Return each line of the records holding the string "save".
*-*-*
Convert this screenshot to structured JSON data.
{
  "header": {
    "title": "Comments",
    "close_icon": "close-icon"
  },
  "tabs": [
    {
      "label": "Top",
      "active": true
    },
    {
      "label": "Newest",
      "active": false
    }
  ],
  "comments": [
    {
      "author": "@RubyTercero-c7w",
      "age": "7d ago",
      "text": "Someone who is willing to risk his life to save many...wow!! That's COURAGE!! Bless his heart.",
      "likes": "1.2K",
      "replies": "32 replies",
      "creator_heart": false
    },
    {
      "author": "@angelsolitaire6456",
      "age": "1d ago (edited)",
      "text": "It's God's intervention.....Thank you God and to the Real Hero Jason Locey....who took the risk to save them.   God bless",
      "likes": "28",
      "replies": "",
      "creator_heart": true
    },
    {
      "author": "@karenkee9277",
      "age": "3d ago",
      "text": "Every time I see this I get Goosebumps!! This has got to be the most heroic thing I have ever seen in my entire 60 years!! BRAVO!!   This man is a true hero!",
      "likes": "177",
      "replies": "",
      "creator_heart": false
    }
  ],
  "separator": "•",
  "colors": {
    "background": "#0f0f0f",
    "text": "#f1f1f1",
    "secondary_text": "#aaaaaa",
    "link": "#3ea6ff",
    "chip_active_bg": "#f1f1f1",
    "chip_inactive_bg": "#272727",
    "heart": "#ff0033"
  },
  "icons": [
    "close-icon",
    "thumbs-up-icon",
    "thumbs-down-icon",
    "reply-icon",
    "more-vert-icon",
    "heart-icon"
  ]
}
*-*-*
**Answer for this exercise**
      "text": "Someone who is willing to risk his life to save many...wow!! That's COURAGE!! Bless his heart.",
      "text": "It's God's intervention.....Thank you God and to the Real Hero Jason Locey....who took the risk to save them.   God bless",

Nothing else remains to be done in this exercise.